Exercise aim: Of the entries below, copy only those lines that contain the word "name".
Working data: Begin
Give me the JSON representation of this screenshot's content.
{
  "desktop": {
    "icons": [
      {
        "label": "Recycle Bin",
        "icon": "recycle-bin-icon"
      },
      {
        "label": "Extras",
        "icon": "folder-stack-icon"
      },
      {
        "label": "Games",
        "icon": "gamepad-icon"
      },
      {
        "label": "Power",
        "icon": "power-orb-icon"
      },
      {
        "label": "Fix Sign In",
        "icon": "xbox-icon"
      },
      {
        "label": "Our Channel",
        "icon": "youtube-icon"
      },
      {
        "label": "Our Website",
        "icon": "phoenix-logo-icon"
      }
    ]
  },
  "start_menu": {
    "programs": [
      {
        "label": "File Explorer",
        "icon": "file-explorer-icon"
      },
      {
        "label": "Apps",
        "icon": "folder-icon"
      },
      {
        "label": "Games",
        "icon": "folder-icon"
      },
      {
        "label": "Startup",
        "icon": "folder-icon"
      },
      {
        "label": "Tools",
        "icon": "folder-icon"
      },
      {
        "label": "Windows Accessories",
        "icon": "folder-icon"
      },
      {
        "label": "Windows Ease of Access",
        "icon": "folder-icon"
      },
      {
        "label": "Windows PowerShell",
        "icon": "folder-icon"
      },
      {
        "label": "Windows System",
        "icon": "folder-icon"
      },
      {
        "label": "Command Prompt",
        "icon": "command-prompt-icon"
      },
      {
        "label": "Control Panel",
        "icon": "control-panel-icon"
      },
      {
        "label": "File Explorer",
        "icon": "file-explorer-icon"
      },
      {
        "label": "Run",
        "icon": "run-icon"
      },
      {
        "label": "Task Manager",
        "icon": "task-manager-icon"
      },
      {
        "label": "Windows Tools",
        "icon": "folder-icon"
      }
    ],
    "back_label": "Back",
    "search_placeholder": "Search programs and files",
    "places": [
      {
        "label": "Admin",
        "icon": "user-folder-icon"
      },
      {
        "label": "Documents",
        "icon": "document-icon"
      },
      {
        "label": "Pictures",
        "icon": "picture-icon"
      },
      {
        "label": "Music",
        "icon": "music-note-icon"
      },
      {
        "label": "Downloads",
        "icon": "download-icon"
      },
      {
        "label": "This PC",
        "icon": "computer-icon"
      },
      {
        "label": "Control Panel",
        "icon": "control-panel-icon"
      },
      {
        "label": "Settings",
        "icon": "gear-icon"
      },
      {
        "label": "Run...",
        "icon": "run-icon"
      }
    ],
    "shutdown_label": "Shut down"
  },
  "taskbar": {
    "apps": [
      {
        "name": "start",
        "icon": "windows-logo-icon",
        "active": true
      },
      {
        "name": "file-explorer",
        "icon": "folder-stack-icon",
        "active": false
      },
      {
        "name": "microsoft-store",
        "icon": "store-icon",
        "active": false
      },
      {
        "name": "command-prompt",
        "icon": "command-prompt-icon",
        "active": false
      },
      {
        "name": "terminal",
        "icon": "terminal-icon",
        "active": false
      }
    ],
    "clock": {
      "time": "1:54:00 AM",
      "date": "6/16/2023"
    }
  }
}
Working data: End
Task answer:
        "name": "start",
        "name": "file-explorer",
        "name": "microsoft-store",
        "name": "command-prompt",
        "name": "terminal",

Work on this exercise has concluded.